Officer Down has a very exciting start, in which Chicago police detective Samantha Mack fills in for a sick colleague on patrol, hence becoming directly involved in taking down a drug dealer. Unfortunately, though, it is Sam’s partner Fred who is shot and not the drug dealer. Sam is injured in the process and when she regains consciousness from her head wound it transpires that she’s being held to blame as there is no evidence of any other perpetrator and, of course, she and Fred had not waited for back-up before entering a dark house alone so there are no witnesses to Sam’s befuddled version of events.
So far, so good – the book is written in gutsy, hardboiled prose (albeit in the present tense, which I don’t usually like but is done well here), and the protagonist is a tough, professional yet emotional female.

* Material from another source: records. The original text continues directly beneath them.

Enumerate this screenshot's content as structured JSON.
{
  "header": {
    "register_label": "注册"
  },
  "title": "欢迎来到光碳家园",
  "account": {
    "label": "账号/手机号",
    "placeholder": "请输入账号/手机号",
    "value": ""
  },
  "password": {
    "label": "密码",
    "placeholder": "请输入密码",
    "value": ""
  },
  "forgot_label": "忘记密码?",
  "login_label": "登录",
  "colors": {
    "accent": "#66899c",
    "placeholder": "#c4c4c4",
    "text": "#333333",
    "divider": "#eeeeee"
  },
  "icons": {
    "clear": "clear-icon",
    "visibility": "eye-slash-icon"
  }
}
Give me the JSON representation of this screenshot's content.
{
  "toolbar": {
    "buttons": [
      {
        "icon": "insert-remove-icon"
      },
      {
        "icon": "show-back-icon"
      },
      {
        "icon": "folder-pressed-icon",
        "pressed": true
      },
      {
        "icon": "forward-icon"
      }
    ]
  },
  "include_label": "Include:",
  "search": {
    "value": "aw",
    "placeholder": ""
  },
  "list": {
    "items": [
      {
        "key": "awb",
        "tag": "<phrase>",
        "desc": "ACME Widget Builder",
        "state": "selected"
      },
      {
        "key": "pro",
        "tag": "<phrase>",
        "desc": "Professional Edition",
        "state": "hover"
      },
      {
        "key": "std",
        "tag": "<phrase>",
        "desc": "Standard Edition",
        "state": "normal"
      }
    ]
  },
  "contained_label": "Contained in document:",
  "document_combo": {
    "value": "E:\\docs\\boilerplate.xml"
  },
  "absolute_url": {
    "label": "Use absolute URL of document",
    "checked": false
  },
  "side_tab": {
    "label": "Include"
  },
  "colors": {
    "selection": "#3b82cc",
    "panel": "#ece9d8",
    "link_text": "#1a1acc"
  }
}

Yet, once Sam is put on administrative leave while the incident is investigated, the pace slows down for about 150 pages and I found it hard to remain engaged in her see-saw emotions, hair-trigger behaviour and a general lack of forwards motion in the plot.
Essentially, Sam decides to investigate the botched takedown herself in order to clear her name, as she cannot tell who to trust among her police colleagues and the Internal Affairs department, who are supposedly getting to the bottom of what happened. Sam’s task is complicated because of her feelings for a fellow officer, as well as her feelings for her dead ex-partner. She becomes involved in rounds of alcoholic binges (she often buys take-out food but is usually distracted before she can eat it), then visits the widow and, later, another woman who is part of a love-triangle which includes Sam. Inbetween the bars and inconclusive encounters, she gets embroiled in an occasional subplot that turns into a red herring.

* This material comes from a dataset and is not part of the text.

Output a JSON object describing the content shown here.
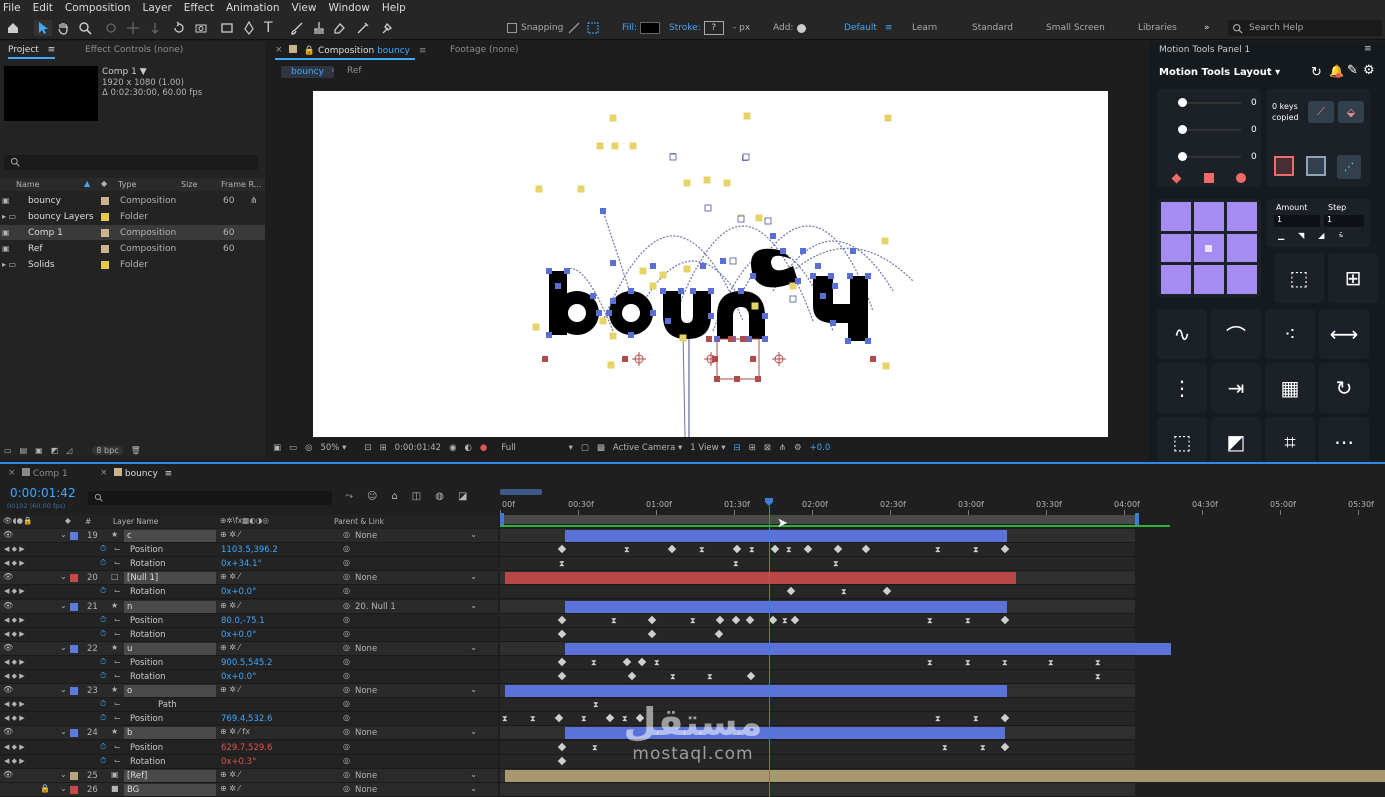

Of course, Sam’s initial work to track down the drug dealer and his snitch messes up the official investigation, bringing down even more suspicion onto her as well as making her hopes of rehabilitation fade. After what seems like an awful lot of Sam’s emotional agonising over police colleagues and witnesses alike, the book picks up towards the end as she finally (after several backs and forths) realises who she trusts and who she doesn’t, and attempts to outwit everybody in order to get her beloved job back.
This novel has much going for it: the setting is very well realised and the author seems to know a great deal about the police and police work. Sam is a potentially interesting character from what we are told of her back story, but she is far too boring in that she is constantly upset about some man or other, and her impulsive, outspoken and aggressive behaviour is pretty hard to identify or sympathise with on several occasions. As the book pans out, she does find some fairly damning evidence in her favour, but chooses not to call it in. There are lots of incidents like this that draw out Sam’s exile before the various plot elements begin to come together, but I think many of them have the effect of slowing down the pace too much by their circular nature, rather than increasing the tension or providing more clues for the reader to work on.

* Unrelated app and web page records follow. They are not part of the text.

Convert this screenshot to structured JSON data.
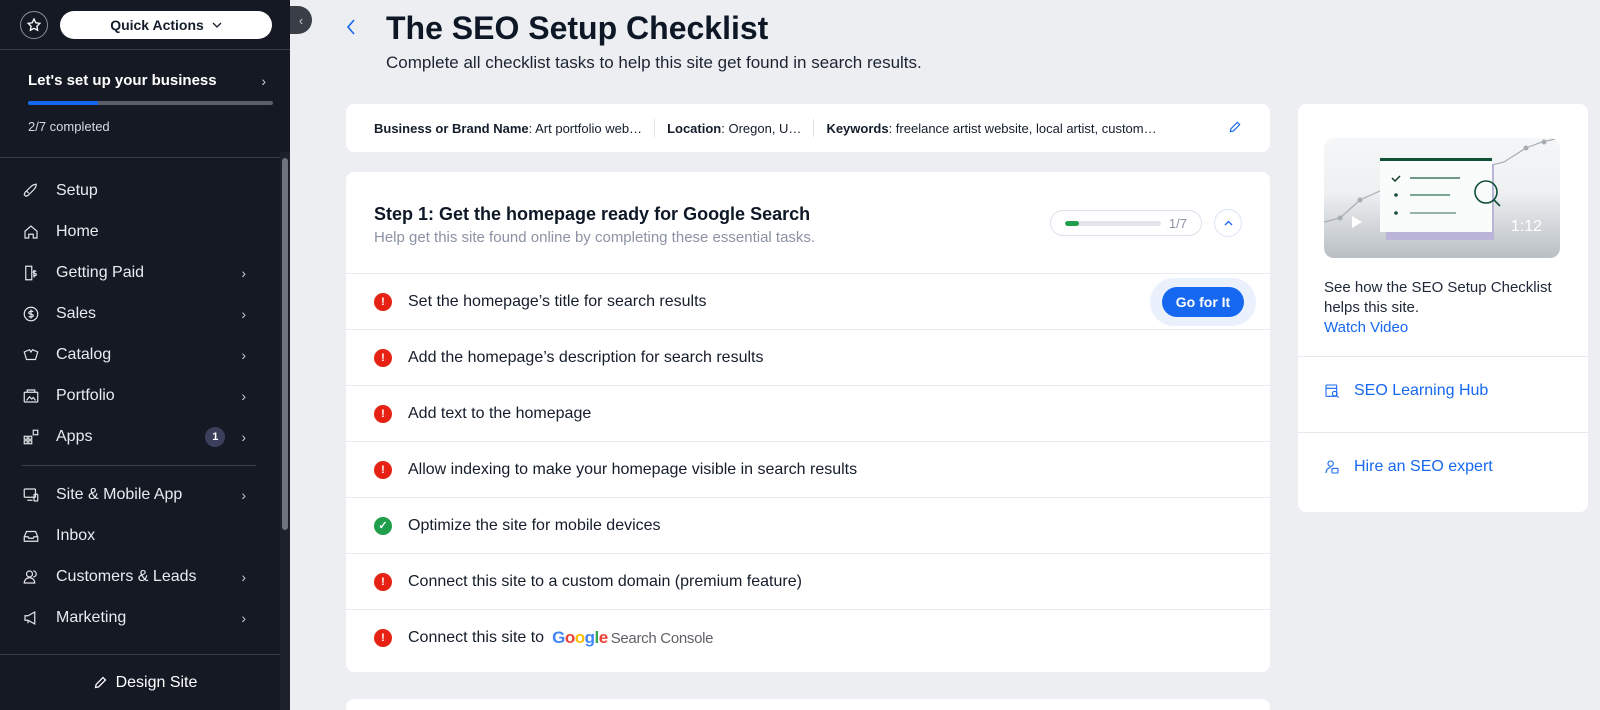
{
  "sidebar": {
    "quick_actions_label": "Quick Actions",
    "setup": {
      "title": "Let's set up your business",
      "completed_count": 2,
      "total_count": 7,
      "progress_text": "2/7 completed"
    },
    "nav_items": [
      {
        "label": "Setup",
        "icon": "rocket-icon",
        "has_chevron": false
      },
      {
        "label": "Home",
        "icon": "home-icon",
        "has_chevron": false
      },
      {
        "label": "Getting Paid",
        "icon": "invoice-dollar-icon",
        "has_chevron": true
      },
      {
        "label": "Sales",
        "icon": "dollar-circle-icon",
        "has_chevron": true
      },
      {
        "label": "Catalog",
        "icon": "catalog-icon",
        "has_chevron": true
      },
      {
        "label": "Portfolio",
        "icon": "portfolio-icon",
        "has_chevron": true
      },
      {
        "label": "Apps",
        "icon": "apps-icon",
        "has_chevron": true,
        "badge": "1"
      },
      {
        "label": "Site & Mobile App",
        "icon": "devices-icon",
        "has_chevron": true
      },
      {
        "label": "Inbox",
        "icon": "inbox-icon",
        "has_chevron": false
      },
      {
        "label": "Customers & Leads",
        "icon": "customers-icon",
        "has_chevron": true
      },
      {
        "label": "Marketing",
        "icon": "megaphone-icon",
        "has_chevron": true
      }
    ],
    "design_site_label": "Design Site"
  },
  "header": {
    "title": "The SEO Setup Checklist",
    "subtitle": "Complete all checklist tasks to help this site get found in search results."
  },
  "info_bar": {
    "business_label": "Business or Brand Name",
    "business_value": ": Art portfolio web…",
    "location_label": "Location",
    "location_value": ": Oregon, U…",
    "keywords_label": "Keywords",
    "keywords_value": ": freelance artist website, local artist, custom…"
  },
  "step": {
    "title": "Step 1: Get the homepage ready for Google Search",
    "subtitle": "Help get this site found online by completing these essential tasks.",
    "completed": 1,
    "total": 7,
    "progress_text": "1/7",
    "tasks": [
      {
        "label": "Set the homepage’s title for search results",
        "status": "incomplete",
        "action": "Go for It"
      },
      {
        "label": "Add the homepage’s description for search results",
        "status": "incomplete"
      },
      {
        "label": "Add text to the homepage",
        "status": "incomplete"
      },
      {
        "label": "Allow indexing to make your homepage visible in search results",
        "status": "incomplete"
      },
      {
        "label": "Optimize the site for mobile devices",
        "status": "complete"
      },
      {
        "label": "Connect this site to a custom domain (premium feature)",
        "status": "incomplete"
      },
      {
        "label": "Connect this site to",
        "status": "incomplete",
        "logo_google": "Google",
        "logo_suffix": "Search Console"
      }
    ]
  },
  "side_panel": {
    "video_duration": "1:12",
    "video_description": "See how the SEO Setup Checklist helps this site.",
    "watch_video_label": "Watch Video",
    "links": [
      {
        "label": "SEO Learning Hub",
        "icon": "learning-hub-icon"
      },
      {
        "label": "Hire an SEO expert",
        "icon": "expert-icon"
      }
    ]
  },
  "colors": {
    "accent": "#1668f0",
    "error": "#e62214",
    "success": "#219e4b",
    "sidebar_bg": "#141923"
  }
}
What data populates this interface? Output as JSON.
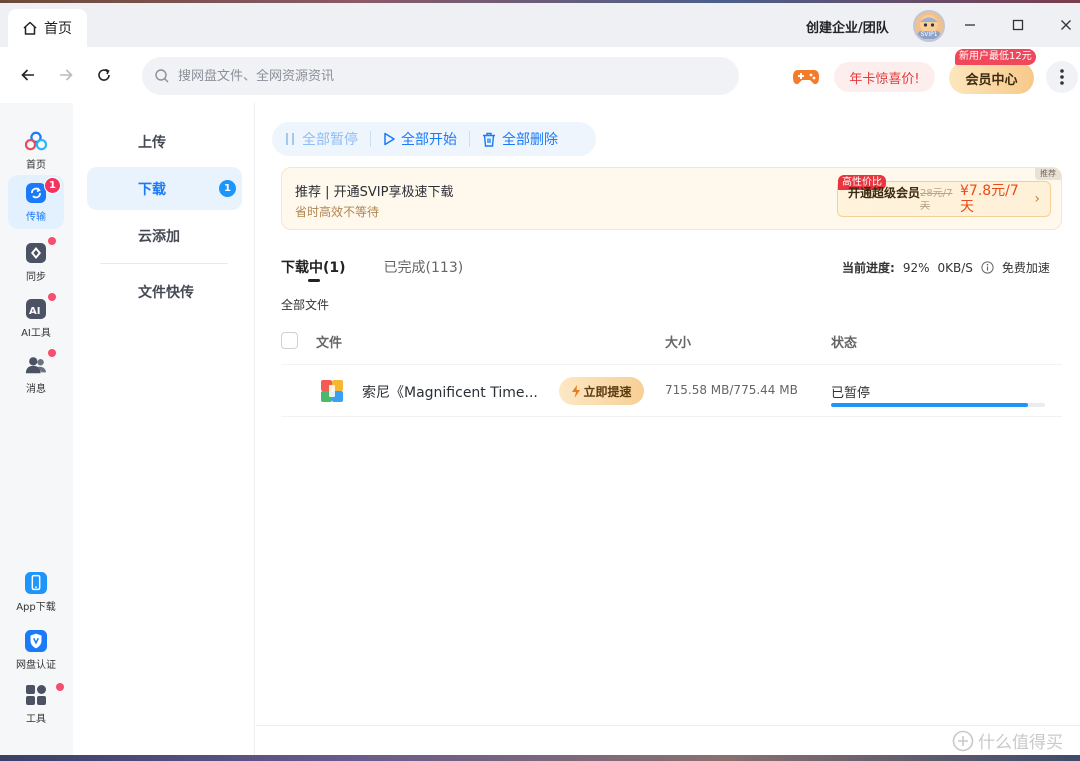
{
  "window": {
    "tab_title": "首页",
    "create_team": "创建企业/团队",
    "avatar_badge": "SVIP1"
  },
  "nav": {
    "search_placeholder": "搜网盘文件、全网资源资讯",
    "year_card": "年卡惊喜价!",
    "vip_center": "会员中心",
    "new_user_tag": "新用户最低12元"
  },
  "rail": {
    "items": [
      {
        "label": "首页",
        "icon": "home-cloud-icon"
      },
      {
        "label": "传输",
        "icon": "transfer-icon",
        "badge": "1"
      },
      {
        "label": "同步",
        "icon": "sync-icon"
      },
      {
        "label": "AI工具",
        "icon": "ai-tools-icon"
      },
      {
        "label": "消息",
        "icon": "message-icon"
      }
    ],
    "bottom": [
      {
        "label": "App下载",
        "icon": "phone-icon"
      },
      {
        "label": "网盘认证",
        "icon": "verify-icon"
      },
      {
        "label": "工具",
        "icon": "grid-icon"
      }
    ]
  },
  "submenu": {
    "items": [
      {
        "label": "上传"
      },
      {
        "label": "下载",
        "badge": "1"
      },
      {
        "label": "云添加"
      },
      {
        "label": "文件快传"
      }
    ]
  },
  "toolbar": {
    "pause_all": "全部暂停",
    "start_all": "全部开始",
    "delete_all": "全部删除"
  },
  "promo": {
    "title": "推荐 | 开通SVIP享极速下载",
    "subtitle": "省时高效不等待",
    "tag": "推荐",
    "hot": "高性价比",
    "name": "开通超级会员",
    "old_price": "28元/7天",
    "new_price": "¥7.8元/7天",
    "arrow": "›"
  },
  "tabs": {
    "downloading": "下载中(1)",
    "completed": "已完成(113)"
  },
  "progress": {
    "label": "当前进度:",
    "percent": "92%",
    "speed": "0KB/S",
    "free_boost": "免费加速"
  },
  "list": {
    "all_files": "全部文件",
    "headers": {
      "file": "文件",
      "size": "大小",
      "status": "状态"
    },
    "rows": [
      {
        "name": "索尼《Magnificent Time...",
        "speedup": "立即提速",
        "size": "715.58 MB/775.44 MB",
        "status": "已暂停",
        "progress": 0.92
      }
    ]
  },
  "watermark": "什么值得买",
  "colors": {
    "accent": "#1a7af8",
    "badge": "#f5325d",
    "progress": "#1e95f8"
  }
}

I am not sure if I’ll read more in the series: it depends on whether Sam ups the quotient of investigations in future, and acquires more self-knowledge and maturity, hence lowering her amount of inner vacillation about her love life with a cast of identikit males which can only be of limited interest to anyone other than her, including the reader. The book has strong potential and could develop as a series into a police-perspective counterpart to Sara Paretsky‘s V. I. Warshawski novels: one could imagine Sam and V. I. meeting as they certainly share not only some character elements but also a particular perspective of their joint city. But on the evidence of this first novel, there is a little way to go.
Quite a lot of this book reminded me of one I read early last year, Blood Sunset by Jarad Henry.
I purchased my copy of this book, which won the Edgar award for best first novel in 2006.